■ DESCRIPTION OF THE TASK ■
The answer must consist of every line from the entries below that contains the word "Guardar".

■ ENTRIES SHOWN ■
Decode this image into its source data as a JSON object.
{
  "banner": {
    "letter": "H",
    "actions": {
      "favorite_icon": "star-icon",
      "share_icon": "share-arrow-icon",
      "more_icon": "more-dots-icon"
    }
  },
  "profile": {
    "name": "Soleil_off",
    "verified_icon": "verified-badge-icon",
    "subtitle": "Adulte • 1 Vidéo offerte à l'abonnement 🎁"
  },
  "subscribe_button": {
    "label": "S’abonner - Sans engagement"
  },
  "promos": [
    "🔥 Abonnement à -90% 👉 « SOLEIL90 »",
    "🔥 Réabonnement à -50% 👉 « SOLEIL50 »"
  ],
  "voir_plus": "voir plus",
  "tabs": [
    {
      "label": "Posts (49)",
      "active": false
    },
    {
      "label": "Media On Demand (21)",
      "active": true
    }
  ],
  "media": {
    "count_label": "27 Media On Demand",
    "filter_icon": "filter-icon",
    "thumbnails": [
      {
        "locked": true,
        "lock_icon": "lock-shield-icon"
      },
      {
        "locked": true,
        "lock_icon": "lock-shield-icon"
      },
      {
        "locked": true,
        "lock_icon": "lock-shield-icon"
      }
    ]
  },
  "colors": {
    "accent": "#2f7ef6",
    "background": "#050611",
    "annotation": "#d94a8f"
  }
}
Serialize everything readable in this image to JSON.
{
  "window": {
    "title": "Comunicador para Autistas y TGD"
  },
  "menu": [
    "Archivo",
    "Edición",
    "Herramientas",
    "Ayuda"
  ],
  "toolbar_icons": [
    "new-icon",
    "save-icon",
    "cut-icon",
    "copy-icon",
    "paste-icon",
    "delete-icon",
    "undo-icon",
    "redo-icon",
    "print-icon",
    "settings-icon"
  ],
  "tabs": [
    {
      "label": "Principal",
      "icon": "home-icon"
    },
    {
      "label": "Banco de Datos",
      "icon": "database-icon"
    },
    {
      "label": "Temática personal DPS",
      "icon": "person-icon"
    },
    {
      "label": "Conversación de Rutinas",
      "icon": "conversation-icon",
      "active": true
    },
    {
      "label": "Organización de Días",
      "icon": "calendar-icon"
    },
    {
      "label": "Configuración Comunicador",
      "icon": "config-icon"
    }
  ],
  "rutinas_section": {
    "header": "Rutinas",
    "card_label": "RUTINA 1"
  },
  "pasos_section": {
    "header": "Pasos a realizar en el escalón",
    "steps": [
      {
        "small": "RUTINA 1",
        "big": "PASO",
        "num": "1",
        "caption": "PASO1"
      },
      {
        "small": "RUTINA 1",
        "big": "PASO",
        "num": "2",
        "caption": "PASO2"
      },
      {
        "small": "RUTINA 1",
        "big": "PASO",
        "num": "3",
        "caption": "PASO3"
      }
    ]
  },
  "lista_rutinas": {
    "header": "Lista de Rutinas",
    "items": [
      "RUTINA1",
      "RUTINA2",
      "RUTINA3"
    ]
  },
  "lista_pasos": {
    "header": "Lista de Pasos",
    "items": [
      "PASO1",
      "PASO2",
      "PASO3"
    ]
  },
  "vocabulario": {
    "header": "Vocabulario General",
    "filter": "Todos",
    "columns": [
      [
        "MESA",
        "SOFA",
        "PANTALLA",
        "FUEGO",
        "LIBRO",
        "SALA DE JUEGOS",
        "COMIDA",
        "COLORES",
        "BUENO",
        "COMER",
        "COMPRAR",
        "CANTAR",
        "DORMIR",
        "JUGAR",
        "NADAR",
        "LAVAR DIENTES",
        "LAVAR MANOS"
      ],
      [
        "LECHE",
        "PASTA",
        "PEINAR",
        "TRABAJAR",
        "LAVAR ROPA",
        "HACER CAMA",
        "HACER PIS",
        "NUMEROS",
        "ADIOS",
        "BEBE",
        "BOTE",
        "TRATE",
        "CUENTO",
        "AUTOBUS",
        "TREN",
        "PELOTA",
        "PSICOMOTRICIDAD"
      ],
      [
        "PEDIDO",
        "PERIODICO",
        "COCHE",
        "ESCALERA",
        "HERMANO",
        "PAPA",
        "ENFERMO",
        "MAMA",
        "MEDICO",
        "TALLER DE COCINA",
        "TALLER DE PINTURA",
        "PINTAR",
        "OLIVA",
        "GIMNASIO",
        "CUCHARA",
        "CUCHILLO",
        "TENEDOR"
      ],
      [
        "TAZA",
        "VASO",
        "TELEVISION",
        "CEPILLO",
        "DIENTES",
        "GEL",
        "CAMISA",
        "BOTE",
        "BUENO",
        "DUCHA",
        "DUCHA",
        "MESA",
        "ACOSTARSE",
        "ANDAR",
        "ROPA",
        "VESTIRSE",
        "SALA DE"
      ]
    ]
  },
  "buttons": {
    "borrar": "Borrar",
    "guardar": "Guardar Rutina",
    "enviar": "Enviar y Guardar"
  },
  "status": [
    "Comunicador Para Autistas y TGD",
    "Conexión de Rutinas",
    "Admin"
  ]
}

■ ANSWER BELOW ■
    "guardar": "Guardar Rutina",
    "enviar": "Enviar y Guardar"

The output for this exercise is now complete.